Exercise goal:
If a line in the following entries holds the string "data", include it in the tally. State the total and nothing further.

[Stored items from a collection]
§

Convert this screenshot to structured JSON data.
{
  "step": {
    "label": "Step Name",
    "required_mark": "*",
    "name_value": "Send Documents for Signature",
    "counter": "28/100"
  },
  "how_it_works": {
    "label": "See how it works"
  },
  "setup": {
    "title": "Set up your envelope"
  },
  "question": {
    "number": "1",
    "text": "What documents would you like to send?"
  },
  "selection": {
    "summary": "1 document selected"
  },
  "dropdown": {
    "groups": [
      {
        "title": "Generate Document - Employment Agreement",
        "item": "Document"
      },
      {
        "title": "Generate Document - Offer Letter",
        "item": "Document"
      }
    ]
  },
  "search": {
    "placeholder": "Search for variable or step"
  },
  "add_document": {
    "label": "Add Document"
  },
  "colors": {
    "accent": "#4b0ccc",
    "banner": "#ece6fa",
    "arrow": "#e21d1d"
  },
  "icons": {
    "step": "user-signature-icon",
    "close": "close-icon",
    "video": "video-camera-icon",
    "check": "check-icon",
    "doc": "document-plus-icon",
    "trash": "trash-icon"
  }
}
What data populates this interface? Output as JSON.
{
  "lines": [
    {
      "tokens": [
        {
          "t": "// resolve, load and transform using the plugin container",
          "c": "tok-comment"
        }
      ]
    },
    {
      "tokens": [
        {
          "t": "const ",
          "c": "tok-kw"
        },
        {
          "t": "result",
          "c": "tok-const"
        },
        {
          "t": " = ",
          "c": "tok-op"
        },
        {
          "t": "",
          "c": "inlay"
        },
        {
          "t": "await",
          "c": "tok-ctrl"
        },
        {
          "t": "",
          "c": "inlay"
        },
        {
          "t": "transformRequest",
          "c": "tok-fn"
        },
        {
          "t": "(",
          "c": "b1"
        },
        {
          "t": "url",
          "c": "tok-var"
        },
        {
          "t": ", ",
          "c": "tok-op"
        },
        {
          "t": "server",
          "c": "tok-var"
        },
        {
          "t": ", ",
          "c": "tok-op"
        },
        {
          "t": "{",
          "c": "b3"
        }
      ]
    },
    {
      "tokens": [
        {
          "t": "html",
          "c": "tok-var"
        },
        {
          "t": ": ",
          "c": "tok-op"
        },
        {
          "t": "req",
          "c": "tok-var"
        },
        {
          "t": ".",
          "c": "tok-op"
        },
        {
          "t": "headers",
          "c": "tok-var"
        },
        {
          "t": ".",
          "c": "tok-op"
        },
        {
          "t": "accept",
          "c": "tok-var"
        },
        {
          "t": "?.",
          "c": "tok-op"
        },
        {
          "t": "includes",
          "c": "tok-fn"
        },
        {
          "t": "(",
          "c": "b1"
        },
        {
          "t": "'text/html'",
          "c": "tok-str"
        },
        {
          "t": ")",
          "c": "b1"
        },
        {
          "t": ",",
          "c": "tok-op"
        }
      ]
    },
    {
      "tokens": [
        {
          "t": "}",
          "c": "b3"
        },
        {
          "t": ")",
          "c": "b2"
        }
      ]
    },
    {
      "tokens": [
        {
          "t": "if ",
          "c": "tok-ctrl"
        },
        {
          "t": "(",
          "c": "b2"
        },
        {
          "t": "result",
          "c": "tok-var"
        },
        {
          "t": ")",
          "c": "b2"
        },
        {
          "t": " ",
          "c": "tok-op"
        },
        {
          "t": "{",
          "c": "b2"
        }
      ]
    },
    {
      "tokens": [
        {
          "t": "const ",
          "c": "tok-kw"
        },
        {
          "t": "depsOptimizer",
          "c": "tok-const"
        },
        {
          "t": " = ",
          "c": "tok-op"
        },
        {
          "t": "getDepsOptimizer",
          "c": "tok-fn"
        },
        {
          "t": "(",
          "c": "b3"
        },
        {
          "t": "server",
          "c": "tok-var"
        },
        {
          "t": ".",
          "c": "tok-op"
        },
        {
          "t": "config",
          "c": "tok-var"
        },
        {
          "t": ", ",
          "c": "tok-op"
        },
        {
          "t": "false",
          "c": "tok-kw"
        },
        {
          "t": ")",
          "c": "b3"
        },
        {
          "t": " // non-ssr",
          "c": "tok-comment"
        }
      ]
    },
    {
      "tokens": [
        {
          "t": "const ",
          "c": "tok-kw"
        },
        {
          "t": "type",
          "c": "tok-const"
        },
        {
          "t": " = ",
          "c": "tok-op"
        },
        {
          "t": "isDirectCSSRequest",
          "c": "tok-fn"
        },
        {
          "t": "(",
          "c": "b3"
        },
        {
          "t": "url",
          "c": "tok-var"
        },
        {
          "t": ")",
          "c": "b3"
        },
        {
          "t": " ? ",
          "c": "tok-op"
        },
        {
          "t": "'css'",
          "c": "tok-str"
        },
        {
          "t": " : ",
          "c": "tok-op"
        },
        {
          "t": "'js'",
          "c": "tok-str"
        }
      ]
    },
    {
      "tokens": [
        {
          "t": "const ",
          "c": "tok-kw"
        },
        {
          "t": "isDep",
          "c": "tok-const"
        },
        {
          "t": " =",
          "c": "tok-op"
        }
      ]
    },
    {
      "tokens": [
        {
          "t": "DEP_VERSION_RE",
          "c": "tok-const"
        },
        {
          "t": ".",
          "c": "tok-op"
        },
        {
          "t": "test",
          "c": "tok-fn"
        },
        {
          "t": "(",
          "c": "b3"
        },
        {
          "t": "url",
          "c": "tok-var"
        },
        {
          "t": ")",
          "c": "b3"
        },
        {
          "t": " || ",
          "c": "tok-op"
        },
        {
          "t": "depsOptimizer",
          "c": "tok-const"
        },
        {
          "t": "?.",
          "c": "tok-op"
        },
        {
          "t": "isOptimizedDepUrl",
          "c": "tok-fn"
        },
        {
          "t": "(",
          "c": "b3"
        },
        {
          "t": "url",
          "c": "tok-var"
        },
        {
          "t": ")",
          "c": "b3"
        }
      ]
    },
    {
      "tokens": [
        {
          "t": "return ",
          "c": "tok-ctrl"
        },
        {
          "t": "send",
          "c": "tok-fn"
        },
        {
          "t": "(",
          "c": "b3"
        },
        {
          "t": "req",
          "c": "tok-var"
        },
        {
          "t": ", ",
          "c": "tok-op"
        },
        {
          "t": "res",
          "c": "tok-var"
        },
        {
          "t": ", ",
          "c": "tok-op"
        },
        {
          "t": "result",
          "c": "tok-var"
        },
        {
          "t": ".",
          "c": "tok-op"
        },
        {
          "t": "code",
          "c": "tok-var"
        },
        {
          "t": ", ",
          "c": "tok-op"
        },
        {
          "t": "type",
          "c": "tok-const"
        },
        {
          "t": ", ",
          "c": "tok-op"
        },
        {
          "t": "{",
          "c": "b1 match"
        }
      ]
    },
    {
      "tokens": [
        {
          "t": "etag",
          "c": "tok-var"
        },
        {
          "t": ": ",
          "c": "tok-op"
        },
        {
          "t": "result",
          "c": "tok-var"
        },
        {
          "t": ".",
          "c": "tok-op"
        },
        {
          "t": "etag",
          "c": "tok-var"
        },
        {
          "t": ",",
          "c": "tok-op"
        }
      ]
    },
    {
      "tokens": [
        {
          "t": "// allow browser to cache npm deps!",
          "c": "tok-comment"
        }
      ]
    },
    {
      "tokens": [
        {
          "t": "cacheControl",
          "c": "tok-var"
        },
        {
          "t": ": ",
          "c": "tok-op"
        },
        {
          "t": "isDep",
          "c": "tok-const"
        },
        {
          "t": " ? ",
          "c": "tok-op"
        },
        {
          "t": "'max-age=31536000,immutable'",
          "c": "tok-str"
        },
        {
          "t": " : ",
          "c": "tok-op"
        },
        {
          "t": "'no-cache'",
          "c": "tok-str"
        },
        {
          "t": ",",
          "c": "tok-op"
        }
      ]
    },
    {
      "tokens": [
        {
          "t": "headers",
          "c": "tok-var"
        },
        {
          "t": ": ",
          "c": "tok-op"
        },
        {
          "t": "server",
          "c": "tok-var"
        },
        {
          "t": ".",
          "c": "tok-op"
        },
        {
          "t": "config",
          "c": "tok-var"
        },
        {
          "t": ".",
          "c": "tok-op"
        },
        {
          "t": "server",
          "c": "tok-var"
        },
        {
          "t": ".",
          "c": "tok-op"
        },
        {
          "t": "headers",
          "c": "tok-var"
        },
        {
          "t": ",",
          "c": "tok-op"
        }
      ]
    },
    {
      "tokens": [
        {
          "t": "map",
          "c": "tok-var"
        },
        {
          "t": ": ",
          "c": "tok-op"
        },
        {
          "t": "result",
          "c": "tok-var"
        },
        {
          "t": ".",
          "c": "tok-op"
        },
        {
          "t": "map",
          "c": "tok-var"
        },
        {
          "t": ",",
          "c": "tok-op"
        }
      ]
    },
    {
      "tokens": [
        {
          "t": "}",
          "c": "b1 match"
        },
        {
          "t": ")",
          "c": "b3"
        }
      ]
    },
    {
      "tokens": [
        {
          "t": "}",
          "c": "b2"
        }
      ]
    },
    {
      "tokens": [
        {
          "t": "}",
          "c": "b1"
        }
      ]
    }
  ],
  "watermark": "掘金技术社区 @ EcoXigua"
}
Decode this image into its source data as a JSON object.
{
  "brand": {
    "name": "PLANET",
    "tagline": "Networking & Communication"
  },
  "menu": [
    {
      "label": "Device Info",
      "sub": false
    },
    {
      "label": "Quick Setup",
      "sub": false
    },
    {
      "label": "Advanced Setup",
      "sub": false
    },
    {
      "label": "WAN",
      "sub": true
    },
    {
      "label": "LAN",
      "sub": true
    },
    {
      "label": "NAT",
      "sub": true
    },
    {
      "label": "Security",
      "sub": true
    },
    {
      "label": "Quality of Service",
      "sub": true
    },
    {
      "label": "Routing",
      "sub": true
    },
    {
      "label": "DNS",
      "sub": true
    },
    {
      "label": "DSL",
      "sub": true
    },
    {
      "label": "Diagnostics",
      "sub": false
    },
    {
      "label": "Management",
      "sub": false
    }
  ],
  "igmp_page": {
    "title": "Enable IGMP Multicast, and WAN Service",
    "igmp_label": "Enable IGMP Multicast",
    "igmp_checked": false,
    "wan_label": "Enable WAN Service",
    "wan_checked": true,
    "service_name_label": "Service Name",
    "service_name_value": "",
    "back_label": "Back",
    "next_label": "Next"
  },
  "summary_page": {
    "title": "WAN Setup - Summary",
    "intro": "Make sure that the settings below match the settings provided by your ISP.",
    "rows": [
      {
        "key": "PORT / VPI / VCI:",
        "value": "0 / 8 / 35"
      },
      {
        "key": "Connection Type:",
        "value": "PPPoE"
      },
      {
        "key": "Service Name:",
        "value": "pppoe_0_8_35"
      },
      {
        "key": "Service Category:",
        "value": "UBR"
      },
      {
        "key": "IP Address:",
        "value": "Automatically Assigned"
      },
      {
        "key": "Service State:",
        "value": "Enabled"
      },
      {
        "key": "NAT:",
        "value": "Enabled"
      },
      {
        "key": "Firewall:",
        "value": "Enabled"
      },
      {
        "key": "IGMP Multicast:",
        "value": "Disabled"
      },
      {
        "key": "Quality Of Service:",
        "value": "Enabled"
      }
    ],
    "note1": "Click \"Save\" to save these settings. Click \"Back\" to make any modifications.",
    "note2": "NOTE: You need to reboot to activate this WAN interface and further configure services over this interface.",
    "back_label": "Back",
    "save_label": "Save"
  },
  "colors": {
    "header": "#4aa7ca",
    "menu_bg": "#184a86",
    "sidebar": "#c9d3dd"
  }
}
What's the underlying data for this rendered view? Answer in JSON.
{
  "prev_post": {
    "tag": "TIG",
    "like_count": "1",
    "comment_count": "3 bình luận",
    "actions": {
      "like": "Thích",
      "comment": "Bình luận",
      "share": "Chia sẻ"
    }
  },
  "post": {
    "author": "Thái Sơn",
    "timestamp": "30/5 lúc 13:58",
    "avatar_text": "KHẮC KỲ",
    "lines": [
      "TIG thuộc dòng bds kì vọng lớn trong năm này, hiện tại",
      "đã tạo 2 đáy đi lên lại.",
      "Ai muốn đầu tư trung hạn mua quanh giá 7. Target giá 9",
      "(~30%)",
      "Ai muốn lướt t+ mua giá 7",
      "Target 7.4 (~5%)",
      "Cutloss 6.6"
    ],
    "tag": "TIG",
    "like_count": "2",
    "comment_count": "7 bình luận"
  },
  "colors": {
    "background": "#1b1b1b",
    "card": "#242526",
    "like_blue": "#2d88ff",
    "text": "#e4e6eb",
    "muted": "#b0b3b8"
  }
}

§

Result for this task:
4